On the 22nd of October, the funeral was conducted with fitting solemnity, his remains being deposited by the side of Thomas Telford, the first President of the Institution, in the presence of several thousand persons, amongst whom were not only his professional and private friends, but also the most distinguished representatives of the literature, science, and art of Great Brit,ain in the nineteenth century ; and among them not an eye was dry, when the last remains of their dear friend and coadjutor disappeared.
Read an account of his funeral in The Engineer 1859/10/28.
Shortly afterwards, a public meeting, presided over by Lord Llanover, and attended by a numerous body of noblemen and gentlemen, was held for the purpose of taking into consideration the most appropriate mode of testifying the general respect; when it was resolved, that a statue should be erected to his memory in St. Margaret’s Gardens, near the Abbey, where the place of his repose is marked by a monumental brass and a window.
The benevolence which had, in early life, formed a prominent feature of Robert Stephenson’s character, manifested itself in his later years, in a series of munificent acts towards the inhabitants of Newcastle and the surrounding district, amongst which may be mentioned, his donation of Twelve Hundred Pounds to the Memorial Schools at Willington Quay, Three Thousand Pounds to the Literary and Philosophical Society, and Ten Thousand Pounds to the General Infirmary of Newcastle.

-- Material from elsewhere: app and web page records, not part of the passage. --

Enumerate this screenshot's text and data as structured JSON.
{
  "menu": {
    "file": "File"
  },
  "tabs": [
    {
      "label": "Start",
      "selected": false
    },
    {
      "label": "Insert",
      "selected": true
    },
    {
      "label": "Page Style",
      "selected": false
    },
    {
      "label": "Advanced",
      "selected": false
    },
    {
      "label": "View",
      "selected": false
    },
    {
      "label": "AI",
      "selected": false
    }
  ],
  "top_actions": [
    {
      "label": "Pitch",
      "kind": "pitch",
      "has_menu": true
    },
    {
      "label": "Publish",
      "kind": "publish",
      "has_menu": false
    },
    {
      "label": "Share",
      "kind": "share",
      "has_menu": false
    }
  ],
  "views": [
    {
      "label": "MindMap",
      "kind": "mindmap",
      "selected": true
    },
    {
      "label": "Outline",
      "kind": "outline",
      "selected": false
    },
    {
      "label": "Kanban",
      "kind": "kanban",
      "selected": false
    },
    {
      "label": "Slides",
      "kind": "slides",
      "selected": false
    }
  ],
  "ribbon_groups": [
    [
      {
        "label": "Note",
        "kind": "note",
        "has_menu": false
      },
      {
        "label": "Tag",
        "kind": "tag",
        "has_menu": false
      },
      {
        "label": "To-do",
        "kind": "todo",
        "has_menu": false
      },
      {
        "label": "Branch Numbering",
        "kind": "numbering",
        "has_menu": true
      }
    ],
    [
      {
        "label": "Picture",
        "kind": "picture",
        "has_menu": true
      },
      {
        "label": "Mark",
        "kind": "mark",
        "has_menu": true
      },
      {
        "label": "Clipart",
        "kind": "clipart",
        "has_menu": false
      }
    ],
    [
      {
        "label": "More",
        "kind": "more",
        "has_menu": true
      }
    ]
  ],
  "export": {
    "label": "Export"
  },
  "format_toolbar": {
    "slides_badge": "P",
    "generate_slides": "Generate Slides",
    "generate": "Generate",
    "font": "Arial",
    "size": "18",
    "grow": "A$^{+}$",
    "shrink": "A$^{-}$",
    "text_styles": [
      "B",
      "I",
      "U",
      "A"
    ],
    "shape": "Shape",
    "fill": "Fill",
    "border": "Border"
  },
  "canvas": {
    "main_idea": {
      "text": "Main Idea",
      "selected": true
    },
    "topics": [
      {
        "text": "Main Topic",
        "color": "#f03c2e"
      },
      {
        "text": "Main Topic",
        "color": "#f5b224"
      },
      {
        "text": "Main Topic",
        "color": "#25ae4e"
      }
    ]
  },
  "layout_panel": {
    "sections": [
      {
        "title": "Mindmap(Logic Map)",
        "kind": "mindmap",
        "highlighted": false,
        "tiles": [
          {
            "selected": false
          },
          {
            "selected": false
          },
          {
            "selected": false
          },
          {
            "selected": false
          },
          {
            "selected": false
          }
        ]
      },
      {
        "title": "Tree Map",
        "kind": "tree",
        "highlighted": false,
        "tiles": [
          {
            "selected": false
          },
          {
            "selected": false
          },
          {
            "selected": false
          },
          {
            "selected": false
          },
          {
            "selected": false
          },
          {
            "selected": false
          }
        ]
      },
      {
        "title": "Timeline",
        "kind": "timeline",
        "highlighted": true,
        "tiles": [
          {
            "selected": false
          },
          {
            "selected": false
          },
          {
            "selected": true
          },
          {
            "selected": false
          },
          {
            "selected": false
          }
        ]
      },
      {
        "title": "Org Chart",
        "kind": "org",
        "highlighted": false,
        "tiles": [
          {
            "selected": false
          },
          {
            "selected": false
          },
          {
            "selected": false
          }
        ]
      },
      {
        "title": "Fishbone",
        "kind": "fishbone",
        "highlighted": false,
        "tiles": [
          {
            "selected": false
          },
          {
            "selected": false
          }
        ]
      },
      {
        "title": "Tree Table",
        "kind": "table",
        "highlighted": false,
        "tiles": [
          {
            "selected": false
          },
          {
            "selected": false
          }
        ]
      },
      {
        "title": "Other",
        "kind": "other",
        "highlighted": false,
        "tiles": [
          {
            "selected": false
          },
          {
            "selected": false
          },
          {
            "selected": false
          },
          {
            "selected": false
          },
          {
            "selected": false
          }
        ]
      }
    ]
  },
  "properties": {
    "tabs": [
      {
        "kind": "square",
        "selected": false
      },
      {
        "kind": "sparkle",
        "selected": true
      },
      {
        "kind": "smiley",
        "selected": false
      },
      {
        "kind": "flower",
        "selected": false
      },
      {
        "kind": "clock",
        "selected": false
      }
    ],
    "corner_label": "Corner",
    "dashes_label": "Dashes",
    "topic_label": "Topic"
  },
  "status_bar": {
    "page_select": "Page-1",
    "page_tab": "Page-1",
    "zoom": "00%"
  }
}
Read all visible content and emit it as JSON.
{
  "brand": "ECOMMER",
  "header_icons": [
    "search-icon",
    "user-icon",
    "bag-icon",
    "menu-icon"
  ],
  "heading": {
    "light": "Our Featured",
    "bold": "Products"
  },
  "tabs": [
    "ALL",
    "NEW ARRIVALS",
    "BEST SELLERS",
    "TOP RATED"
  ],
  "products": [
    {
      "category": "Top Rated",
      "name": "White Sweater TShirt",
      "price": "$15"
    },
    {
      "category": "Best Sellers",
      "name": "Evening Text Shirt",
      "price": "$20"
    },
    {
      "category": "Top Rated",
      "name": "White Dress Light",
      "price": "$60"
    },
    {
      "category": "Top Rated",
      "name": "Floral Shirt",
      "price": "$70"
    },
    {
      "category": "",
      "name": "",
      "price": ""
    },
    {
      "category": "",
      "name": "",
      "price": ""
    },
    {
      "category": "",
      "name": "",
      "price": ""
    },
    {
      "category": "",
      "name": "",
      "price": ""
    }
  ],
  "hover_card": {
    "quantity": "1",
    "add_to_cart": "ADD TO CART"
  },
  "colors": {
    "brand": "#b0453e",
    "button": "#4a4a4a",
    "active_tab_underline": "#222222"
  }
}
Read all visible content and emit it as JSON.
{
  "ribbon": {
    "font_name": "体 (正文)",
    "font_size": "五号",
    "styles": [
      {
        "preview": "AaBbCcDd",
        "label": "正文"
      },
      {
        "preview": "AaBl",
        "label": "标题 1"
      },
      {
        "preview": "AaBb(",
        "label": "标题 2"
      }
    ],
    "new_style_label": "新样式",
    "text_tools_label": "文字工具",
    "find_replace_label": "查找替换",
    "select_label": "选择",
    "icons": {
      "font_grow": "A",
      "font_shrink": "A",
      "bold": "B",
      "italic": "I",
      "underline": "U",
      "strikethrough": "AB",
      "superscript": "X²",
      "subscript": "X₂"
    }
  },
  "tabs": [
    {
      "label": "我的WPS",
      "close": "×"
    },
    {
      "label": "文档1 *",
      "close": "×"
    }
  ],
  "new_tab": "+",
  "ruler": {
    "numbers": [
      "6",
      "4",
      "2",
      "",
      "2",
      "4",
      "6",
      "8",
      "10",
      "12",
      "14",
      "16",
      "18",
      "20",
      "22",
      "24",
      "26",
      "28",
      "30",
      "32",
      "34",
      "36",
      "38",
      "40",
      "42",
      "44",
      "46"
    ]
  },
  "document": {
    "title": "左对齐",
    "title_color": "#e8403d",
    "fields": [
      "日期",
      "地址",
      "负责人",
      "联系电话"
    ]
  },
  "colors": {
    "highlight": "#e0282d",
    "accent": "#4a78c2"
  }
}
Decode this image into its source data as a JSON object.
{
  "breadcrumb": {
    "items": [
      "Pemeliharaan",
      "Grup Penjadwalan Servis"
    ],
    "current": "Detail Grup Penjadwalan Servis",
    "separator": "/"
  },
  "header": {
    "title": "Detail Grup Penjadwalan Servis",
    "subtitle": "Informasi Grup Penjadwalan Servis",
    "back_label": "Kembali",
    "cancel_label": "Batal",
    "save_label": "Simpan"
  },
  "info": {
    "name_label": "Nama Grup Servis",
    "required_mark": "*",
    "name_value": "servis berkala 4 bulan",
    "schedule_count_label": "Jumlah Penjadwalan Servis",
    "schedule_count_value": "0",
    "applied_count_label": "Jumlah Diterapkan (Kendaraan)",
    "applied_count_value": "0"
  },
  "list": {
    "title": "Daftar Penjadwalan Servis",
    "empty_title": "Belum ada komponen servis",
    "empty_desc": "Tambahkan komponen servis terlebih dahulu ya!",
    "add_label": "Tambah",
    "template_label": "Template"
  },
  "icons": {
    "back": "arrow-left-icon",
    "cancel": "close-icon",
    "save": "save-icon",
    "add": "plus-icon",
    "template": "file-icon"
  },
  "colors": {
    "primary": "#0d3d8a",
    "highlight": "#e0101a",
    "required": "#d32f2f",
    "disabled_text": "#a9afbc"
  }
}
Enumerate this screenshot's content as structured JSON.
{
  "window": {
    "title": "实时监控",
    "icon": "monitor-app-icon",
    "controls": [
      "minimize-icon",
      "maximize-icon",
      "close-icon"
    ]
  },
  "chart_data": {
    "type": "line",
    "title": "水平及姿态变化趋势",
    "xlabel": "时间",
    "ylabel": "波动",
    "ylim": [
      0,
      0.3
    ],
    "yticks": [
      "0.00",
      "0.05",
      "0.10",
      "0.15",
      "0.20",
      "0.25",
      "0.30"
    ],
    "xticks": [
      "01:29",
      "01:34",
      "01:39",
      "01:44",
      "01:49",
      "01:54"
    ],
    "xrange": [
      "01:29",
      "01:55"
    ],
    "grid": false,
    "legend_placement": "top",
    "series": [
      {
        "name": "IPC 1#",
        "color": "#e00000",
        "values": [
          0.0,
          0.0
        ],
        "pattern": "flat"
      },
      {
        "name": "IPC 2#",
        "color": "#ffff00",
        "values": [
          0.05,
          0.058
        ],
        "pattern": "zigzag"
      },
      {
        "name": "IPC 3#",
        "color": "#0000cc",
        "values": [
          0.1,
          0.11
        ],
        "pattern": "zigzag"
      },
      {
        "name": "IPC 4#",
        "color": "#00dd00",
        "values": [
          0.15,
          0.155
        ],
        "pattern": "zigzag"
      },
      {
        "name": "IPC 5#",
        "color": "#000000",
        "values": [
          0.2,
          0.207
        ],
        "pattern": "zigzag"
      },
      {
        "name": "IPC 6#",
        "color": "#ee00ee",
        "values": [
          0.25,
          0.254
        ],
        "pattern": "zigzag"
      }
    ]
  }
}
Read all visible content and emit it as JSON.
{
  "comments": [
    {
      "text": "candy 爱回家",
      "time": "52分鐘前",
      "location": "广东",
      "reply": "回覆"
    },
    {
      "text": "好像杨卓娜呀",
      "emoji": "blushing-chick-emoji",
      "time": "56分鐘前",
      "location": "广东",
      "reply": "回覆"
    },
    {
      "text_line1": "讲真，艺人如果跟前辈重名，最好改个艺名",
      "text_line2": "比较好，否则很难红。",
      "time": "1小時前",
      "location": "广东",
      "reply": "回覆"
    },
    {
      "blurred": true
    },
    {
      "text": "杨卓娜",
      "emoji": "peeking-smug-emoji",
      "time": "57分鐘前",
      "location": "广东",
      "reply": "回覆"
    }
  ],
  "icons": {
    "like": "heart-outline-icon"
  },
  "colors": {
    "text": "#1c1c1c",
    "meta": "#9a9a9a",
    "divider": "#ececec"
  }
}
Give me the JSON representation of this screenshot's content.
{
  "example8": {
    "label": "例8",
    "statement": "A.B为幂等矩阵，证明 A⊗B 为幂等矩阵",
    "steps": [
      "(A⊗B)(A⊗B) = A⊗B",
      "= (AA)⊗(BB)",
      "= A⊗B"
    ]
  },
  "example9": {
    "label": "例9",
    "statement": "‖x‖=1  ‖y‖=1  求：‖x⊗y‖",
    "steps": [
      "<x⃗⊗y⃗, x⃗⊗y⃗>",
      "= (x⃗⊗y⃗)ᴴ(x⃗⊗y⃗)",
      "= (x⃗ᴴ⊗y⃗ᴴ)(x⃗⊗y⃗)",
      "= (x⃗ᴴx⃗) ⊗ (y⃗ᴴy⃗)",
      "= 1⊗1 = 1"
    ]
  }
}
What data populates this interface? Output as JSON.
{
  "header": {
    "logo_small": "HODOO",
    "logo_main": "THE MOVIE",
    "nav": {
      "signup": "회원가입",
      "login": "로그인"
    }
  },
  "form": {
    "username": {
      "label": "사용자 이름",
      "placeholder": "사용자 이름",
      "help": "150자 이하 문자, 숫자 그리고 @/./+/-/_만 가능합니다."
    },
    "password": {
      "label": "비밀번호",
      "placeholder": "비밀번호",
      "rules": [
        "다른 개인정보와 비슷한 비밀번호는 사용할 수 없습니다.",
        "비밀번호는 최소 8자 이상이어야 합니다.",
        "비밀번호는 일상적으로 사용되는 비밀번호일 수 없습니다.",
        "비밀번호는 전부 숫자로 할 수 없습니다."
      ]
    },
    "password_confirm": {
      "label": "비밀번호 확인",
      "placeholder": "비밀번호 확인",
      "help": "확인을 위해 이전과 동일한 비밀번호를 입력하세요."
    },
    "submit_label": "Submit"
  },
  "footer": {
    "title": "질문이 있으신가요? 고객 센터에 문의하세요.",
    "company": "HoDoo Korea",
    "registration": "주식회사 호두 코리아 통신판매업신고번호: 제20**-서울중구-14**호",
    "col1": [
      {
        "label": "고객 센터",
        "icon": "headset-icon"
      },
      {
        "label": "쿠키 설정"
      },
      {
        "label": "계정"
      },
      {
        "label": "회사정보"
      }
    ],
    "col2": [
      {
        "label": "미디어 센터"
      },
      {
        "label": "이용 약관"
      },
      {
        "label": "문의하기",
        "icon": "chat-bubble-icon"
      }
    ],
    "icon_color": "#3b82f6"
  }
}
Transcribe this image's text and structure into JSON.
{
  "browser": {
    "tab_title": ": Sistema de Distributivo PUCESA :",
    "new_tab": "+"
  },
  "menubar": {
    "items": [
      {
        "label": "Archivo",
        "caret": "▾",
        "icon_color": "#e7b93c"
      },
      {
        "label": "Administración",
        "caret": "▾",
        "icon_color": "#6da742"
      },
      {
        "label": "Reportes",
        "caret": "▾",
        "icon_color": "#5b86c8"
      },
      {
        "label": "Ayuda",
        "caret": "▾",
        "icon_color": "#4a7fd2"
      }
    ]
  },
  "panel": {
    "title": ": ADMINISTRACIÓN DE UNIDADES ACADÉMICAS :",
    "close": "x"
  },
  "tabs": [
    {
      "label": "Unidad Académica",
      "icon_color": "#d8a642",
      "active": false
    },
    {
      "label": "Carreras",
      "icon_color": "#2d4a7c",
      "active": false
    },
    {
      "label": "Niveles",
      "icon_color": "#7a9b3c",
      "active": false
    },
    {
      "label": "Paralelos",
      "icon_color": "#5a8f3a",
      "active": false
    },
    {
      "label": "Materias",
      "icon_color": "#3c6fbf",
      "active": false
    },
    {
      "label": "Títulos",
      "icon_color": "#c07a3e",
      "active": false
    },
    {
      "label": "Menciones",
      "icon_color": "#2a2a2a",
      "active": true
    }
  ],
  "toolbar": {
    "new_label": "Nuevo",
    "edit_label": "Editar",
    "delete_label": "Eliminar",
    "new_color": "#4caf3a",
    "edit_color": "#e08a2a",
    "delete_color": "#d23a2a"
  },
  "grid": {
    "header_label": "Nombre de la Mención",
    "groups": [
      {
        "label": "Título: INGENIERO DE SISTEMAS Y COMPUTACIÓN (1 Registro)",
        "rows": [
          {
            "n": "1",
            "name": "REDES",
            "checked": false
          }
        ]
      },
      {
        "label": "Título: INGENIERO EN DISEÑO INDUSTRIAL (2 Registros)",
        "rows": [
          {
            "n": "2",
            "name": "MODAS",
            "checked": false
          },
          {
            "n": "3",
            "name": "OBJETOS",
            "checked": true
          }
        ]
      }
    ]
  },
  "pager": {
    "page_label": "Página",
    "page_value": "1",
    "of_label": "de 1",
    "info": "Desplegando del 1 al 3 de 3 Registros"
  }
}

The same spirit of enlightened humanity pervaded his final disposition of the great wealth, which a prudent but liberal management of his private affairs had gathered to his keeping, the provisions of his last will, made a short time previous to his last visit to Norway, conferring upwards of Twenty-five Thousand Pounds on charitable societies and scientific institutions.
Few professional men have attained such well-deserved celebrity as Robert Stephenson, and his works will remain to attest his well-earned reputation. His memory will long live in the hearts of those who appreciated and loved him for his manly qualities in private, as they they admired him for his public acts and high professional attainments.